"Slowly, slowly, it made me feel like a country where I want to live," he said.

He started out stacking shelves on 10 to 12 hours shifts at New World Victoria Park in 2012, and is now a grocery manager. A walkie talkie crackles constantly on his hip.

Mr Witihira said Gaga was one of his hardest workers.

But under Labour's new policy, a future immigrant like Gaga would find it incredibly difficult, if not impossible, to start at the bottom and work his or her way up.

"It's wrong to put someone in a box.

"Look at the owner operator of [Pak N Save Pukekohe], he started pushing trolleys," said Som Kadam, the supermarket's bakery manager.

"[Labour's policy] is just the wrong philosophy mate. I started scraping trays and now I manage 17 staff."

Som Kadam lives in Manukau with his wife and two-year-old daughter. From India, he said immigrants should be judged on how hard they work, not what job they're doing.

"If we can't find the people locally, and can't train them up or get them on to the work fast enough, then we need to fill the gaps, who's going to work?

"Who's going to put the product on the shelves, you know? It's a business, so we have to sell the product, if we don't have the product, what are we going to sell, empty shelves?

"The government gets revenue from selling products, GST, how is it going to get the money if there's nothing on the shelves?"

Mr Witihira said he hopes immigration policies allow him to employ migrants, not just for business reasons.

"I respect the government for their decisions, and they've got to make some hard decisions, for the benefit of all New Zealanders, and that's their job. 

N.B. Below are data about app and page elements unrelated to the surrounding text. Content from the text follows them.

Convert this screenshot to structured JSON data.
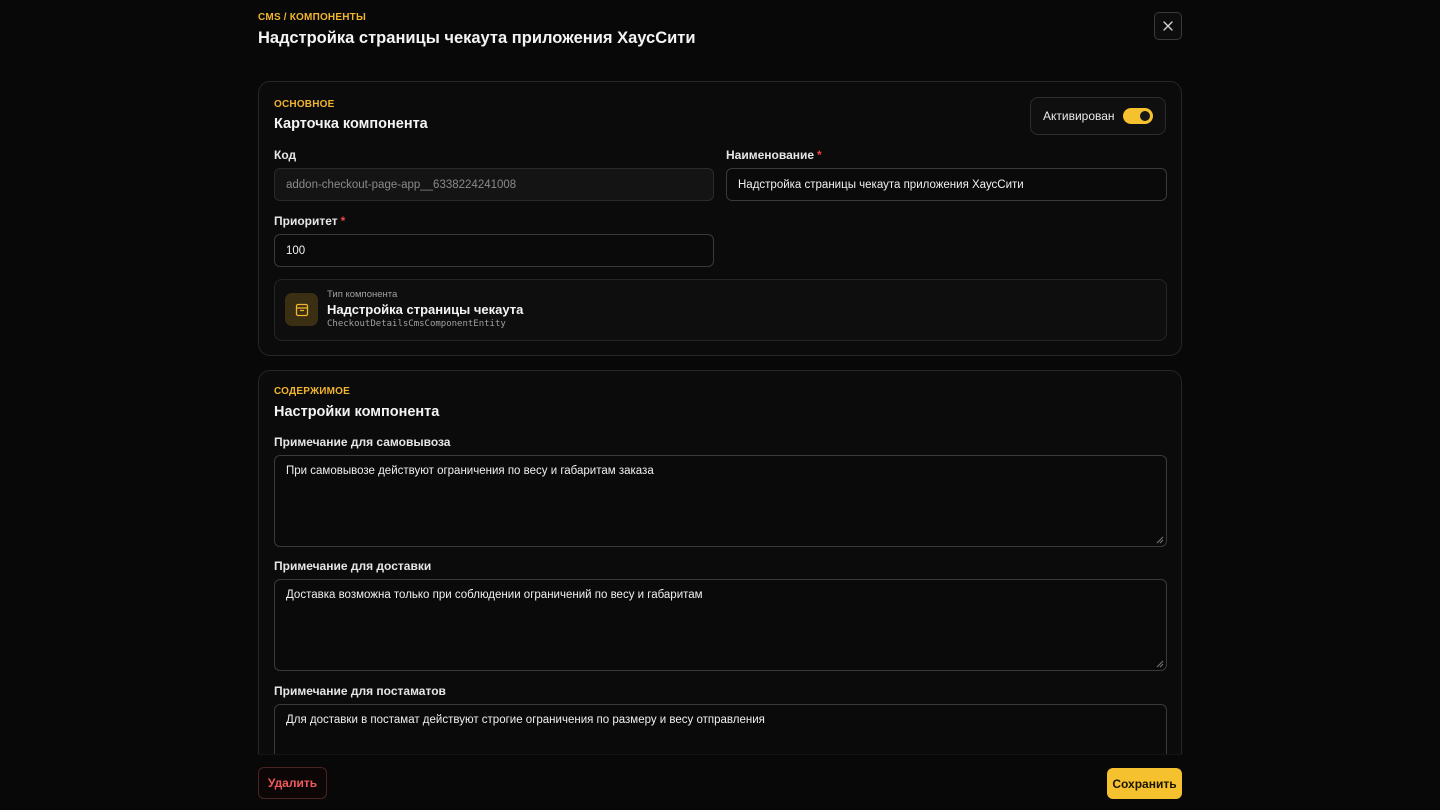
{
  "header": {
    "breadcrumb": "CMS / КОМПОНЕНТЫ",
    "title": "Надстройка страницы чекаута приложения ХаусСити",
    "close_icon": "close-icon"
  },
  "basic": {
    "section_label": "ОСНОВНОЕ",
    "section_title": "Карточка компонента",
    "active_label": "Активирован",
    "active": true,
    "code_label": "Код",
    "code_value": "addon-checkout-page-app__6338224241008",
    "name_label": "Наименование",
    "name_required": "*",
    "name_value": "Надстройка страницы чекаута приложения ХаусСити",
    "priority_label": "Приоритет",
    "priority_required": "*",
    "priority_value": "100",
    "type_caption": "Тип компонента",
    "type_name": "Надстройка страницы чекаута",
    "type_entity": "CheckoutDetailsCmsComponentEntity",
    "type_icon": "box-icon"
  },
  "content": {
    "section_label": "СОДЕРЖИМОЕ",
    "section_title": "Настройки компонента",
    "pickup_label": "Примечание для самовывоза",
    "pickup_value": "При самовывозе действуют ограничения по весу и габаритам заказа",
    "delivery_label": "Примечание для доставки",
    "delivery_value": "Доставка возможна только при соблюдении ограничений по весу и габаритам",
    "postamat_label": "Примечание для постаматов",
    "postamat_value": "Для доставки в постамат действуют строгие ограничения по размеру и весу отправления"
  },
  "footer": {
    "delete_label": "Удалить",
    "save_label": "Сохранить"
  },
  "colors": {
    "accent": "#f5c12e",
    "danger": "#f05a5a",
    "background": "#080808"
  }
}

"I don't disagree black and white, it's just that when you're in business and trying to create a culture of unity and moving forward and serving your community that's diverse as well, it gets a bit hard sometimes."

But Mr Little is defending his party's policy, saying it would not result in supermarkets struggling to fill vacancies. 

He told Checkpoint with John Campbell the policy would make sure more New Zealand workers were ready to work.

"We've got 90,000 young people not in work, education or training - over 30,000 of them in Auckland alone.

"I have a moral duty as a political leader to make sure we are doing everything we can to get those people who are already living here a chance and an opportunity to get in the job market and do something," he said. 

Mr Little said work visas should match skills shortages.